* _Work request_
Could you copy every line of the data that contains "click"?

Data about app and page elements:
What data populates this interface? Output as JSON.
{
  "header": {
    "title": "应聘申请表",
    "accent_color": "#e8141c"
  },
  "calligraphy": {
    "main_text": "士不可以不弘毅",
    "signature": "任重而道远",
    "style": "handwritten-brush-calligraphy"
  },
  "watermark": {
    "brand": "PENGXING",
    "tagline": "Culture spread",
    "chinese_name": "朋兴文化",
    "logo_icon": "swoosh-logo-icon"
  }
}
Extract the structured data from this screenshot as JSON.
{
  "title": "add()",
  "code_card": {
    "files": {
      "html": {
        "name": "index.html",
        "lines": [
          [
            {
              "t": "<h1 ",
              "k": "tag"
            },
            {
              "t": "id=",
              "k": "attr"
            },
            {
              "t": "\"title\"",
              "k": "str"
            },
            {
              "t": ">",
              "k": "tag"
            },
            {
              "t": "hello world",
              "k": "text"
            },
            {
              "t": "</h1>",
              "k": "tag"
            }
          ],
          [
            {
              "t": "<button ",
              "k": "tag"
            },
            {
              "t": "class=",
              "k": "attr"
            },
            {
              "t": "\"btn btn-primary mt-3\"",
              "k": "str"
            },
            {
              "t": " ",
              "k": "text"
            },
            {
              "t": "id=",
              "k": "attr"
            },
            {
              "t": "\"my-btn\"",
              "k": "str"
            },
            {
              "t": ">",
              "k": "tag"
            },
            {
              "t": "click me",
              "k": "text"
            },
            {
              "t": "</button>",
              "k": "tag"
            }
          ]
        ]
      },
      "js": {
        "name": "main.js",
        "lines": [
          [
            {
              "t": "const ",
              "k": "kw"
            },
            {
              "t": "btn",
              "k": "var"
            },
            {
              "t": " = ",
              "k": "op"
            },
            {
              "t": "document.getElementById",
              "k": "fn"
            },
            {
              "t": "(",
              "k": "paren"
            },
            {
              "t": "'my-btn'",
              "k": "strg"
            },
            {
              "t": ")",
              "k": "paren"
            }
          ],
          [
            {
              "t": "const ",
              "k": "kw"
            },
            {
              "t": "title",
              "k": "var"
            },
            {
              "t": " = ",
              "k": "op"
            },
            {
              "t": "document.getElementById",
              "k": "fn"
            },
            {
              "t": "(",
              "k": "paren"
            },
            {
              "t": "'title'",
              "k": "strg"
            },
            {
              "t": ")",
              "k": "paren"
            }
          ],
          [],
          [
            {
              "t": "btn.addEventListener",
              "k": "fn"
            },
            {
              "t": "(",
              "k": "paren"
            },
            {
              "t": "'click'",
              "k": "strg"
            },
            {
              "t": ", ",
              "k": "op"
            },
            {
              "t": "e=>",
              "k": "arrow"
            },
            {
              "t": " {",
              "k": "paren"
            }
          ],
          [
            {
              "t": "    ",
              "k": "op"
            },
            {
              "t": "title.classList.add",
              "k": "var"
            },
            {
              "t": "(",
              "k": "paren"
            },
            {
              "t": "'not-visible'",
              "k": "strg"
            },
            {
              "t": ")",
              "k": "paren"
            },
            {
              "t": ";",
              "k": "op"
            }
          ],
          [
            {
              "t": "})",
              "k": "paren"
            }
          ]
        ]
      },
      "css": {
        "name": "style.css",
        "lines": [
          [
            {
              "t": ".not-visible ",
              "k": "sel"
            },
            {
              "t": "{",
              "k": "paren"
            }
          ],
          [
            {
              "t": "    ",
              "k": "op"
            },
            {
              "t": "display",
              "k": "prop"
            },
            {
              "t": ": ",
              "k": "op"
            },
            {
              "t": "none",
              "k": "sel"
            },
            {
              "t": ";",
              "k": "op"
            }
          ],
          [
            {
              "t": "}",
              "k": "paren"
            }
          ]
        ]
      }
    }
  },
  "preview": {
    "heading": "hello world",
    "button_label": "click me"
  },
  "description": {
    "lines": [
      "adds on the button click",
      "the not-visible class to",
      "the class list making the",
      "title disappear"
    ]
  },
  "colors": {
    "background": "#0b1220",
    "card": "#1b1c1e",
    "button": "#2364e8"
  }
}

* _Output of the task_
              "t": "click me",
              "t": "'click'",
    "button_label": "click me"
      "adds on the button click",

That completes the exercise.